The philosopher apiculturist
One of my own favorite spots in Santa Fe is the Santa Fé Honey Salón & Farm Shop, a one-of-a-kind venue where local color and delicious honey are in abundant supply. I first met the owner, Gadiel Ramirez, when he was selling his local and exotic honeys from a booth at an art fair in the Santa Fe Plaza. I stopped for a glass of honey-sweetened Hibiscus Cooler iced tea and stayed to taste the incredible variety of generously offered free samples. Some years after that, Gadiel and his wife set up shop in an adobe house at the corner of South St Francis and Paseo de Peralta. The hospitality continues, with Gadiel offering up a spectrum of tastes and aromas, along with the benefits of raw, extra-virgin and unfiltered honey cultivated in the Santa Fe area, and across New Mexico.
Gadiel Ramirez: I sure like that Santa Fe is an inclusive, multicultural town. I may receive visitors from several parts of the planet any given day. As I interact in harmony with them, I am able to understand better the world and myself.
Back to the sky
The Dover Quartet’s violist, Milena Pajaro van de Stadt, loves attending performances at the Santa Fe Opera, in part for the panoramic view of the Jemez Mountains to the west and the Sangre de Cristo Mountains to the east.
Milena Pajaro van de Stadt: I just love to see the sunset and there’s one incredible place to see it, which is at the opera.
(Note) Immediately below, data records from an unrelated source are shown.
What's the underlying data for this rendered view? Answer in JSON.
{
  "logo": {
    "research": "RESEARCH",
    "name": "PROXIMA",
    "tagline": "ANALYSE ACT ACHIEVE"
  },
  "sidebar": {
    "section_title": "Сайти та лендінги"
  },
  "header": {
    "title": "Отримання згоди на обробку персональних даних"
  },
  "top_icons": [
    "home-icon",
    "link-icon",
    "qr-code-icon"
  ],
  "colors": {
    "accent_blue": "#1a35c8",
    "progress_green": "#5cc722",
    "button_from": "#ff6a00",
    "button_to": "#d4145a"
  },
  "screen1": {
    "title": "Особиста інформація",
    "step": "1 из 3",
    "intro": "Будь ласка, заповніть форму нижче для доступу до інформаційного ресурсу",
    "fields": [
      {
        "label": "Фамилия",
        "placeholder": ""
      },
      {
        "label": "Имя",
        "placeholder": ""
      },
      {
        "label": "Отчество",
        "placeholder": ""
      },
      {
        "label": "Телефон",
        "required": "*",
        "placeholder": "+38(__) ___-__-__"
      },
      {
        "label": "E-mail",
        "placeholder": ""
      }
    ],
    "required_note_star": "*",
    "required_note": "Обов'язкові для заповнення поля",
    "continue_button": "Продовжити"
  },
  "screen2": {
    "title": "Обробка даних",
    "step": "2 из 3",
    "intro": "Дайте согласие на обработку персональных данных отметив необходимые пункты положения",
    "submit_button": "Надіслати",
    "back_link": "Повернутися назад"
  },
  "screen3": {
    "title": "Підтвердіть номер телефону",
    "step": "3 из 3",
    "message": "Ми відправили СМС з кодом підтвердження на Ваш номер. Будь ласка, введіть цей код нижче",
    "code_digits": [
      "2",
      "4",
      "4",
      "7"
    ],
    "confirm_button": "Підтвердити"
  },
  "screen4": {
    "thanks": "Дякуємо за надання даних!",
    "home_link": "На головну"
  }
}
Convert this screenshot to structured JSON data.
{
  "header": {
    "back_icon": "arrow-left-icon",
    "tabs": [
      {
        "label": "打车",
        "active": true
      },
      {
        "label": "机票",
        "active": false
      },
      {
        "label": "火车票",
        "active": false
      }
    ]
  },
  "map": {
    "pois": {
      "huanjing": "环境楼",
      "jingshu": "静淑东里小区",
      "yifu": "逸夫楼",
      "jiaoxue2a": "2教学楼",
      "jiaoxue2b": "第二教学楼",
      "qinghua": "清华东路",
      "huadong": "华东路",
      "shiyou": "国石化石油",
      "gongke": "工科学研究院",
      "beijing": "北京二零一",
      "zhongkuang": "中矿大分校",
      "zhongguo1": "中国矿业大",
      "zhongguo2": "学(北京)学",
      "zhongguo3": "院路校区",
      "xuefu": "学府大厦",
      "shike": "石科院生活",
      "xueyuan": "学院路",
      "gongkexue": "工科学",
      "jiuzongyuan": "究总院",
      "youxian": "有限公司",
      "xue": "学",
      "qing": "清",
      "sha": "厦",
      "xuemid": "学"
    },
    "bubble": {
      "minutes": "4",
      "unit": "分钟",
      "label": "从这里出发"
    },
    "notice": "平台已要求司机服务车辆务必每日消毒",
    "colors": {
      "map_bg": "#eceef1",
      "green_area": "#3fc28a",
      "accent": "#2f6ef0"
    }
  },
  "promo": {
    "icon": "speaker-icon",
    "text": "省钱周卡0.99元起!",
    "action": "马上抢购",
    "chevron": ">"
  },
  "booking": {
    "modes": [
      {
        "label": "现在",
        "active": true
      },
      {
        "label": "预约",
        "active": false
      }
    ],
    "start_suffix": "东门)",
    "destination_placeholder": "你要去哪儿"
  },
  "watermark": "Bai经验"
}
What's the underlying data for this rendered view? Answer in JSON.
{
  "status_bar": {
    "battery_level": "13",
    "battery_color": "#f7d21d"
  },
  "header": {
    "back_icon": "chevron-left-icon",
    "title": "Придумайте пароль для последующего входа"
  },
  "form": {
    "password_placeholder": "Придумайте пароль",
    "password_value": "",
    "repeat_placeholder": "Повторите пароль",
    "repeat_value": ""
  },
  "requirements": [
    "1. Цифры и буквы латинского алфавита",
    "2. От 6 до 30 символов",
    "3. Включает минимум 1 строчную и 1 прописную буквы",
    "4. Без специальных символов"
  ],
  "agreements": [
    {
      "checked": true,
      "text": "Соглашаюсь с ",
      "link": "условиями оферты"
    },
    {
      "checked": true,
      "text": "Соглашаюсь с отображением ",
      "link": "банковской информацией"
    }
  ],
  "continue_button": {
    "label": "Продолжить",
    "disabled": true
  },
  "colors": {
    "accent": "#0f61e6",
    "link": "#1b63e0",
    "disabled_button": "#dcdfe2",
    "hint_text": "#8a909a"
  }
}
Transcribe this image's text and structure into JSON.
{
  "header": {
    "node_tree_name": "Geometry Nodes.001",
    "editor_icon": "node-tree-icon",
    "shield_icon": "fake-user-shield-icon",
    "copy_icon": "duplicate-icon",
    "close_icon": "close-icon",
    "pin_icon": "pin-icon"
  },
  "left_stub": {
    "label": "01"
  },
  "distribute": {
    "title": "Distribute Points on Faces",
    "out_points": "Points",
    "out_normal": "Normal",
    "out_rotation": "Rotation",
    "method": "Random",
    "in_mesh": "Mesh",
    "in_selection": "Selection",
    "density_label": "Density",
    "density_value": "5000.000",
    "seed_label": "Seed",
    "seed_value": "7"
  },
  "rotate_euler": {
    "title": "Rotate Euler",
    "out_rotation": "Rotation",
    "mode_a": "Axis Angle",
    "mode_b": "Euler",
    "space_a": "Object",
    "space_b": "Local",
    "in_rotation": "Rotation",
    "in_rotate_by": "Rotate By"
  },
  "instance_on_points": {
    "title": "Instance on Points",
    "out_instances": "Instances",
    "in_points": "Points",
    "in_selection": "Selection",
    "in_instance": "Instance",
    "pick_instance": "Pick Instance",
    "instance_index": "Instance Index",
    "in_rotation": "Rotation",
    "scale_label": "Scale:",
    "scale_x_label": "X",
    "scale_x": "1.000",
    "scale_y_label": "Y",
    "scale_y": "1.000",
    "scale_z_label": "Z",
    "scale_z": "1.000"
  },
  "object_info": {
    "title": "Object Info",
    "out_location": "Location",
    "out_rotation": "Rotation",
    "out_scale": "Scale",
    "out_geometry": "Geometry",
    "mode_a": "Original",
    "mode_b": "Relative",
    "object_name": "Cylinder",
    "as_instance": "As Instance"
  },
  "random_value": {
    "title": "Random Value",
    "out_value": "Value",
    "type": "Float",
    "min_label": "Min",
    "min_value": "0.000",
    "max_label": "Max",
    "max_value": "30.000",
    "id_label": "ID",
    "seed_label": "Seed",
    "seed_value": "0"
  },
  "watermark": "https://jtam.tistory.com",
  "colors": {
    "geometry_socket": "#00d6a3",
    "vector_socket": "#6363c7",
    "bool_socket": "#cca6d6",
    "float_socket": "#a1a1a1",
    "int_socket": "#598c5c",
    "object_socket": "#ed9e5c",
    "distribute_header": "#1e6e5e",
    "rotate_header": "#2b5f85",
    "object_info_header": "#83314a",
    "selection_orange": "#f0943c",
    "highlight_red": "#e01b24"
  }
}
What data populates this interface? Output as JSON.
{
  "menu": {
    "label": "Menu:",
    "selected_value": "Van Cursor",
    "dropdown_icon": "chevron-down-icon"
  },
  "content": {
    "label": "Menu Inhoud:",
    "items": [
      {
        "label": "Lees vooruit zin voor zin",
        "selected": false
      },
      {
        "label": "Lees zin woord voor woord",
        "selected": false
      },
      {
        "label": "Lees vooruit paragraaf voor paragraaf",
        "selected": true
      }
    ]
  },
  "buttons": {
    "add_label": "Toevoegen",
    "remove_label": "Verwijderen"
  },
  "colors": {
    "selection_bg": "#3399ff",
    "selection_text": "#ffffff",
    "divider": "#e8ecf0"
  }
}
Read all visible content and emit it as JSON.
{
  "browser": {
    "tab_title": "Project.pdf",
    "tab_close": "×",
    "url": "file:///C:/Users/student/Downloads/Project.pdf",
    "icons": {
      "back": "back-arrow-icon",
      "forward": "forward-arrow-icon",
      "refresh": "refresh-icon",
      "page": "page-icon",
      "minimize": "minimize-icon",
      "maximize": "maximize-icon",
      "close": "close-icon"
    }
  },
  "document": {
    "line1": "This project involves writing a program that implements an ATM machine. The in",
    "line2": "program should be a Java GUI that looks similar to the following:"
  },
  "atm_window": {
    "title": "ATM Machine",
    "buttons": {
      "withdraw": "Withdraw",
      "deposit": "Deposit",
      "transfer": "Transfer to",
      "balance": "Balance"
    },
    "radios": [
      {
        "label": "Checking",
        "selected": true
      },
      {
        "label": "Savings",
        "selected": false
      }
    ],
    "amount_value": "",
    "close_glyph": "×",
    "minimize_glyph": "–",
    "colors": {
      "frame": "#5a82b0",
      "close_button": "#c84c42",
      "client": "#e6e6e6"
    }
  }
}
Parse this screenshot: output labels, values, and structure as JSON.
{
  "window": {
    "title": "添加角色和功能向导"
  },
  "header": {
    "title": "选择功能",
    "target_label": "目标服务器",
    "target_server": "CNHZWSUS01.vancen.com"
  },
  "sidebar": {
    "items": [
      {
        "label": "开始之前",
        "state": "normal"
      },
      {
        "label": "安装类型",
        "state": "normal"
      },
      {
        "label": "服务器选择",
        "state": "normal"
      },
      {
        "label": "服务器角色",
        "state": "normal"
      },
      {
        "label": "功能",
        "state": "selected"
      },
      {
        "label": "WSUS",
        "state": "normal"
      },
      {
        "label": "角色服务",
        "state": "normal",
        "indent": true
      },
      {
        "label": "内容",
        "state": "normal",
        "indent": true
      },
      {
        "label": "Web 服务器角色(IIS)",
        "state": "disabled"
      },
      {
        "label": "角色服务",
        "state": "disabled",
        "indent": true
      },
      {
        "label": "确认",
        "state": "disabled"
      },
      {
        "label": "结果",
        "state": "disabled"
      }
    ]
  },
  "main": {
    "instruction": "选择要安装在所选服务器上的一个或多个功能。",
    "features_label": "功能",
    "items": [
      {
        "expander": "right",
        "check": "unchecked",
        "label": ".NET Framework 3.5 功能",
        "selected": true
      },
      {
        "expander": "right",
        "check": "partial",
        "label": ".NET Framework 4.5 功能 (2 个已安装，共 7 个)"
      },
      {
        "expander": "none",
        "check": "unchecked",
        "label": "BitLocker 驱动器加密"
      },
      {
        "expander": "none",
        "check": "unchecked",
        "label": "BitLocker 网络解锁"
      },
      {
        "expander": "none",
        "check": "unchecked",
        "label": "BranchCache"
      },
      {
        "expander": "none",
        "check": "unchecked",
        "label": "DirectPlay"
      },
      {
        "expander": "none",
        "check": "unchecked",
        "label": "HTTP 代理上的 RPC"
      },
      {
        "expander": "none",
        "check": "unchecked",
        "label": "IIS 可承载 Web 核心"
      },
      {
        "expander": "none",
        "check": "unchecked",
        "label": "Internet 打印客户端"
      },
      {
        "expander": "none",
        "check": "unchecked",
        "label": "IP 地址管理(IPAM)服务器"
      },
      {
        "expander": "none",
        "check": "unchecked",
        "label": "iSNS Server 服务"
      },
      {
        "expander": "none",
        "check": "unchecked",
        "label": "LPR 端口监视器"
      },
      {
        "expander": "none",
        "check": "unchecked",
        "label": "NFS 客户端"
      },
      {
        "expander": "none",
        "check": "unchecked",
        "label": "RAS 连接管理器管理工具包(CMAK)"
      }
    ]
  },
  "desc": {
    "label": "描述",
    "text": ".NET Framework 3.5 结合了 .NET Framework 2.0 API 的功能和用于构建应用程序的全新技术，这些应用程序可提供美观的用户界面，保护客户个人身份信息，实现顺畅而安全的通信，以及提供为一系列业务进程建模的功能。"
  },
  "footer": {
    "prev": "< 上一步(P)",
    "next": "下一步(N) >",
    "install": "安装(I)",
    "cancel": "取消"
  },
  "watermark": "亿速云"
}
So every year that I’m here, I make sure to go to the opera super early, have a picnic, watch the sunset , and then see a great show.
A frequent festival participant, cellist Nicholas Canellakis, perhaps described it best when he said:
Nicholas Canellakis: “I think any great summer music festival in the classical music world is a combination of great musicians, great programming, and a beautiful place, and Santa Fe really excels obviously at all of those things. I mean, there’s a very good vibe!”
Santa Fe Audiences are “all any of us really want”
Pianist Jonathan Biss returned to the Festival in 2017.
Jonathan Biss: It was nice to be reminded of how spectacularly beautiful it is here, beautiful in a unique way. It doesn’t look like everywhere else. So there’s something very inspiring about being in a habitat that is so different from how I spend the rest of my life. So that’s really a great pleasure. And there’s a music-loving public here. The people are really listening with rapt attention. That’s all any of us really want. Ever.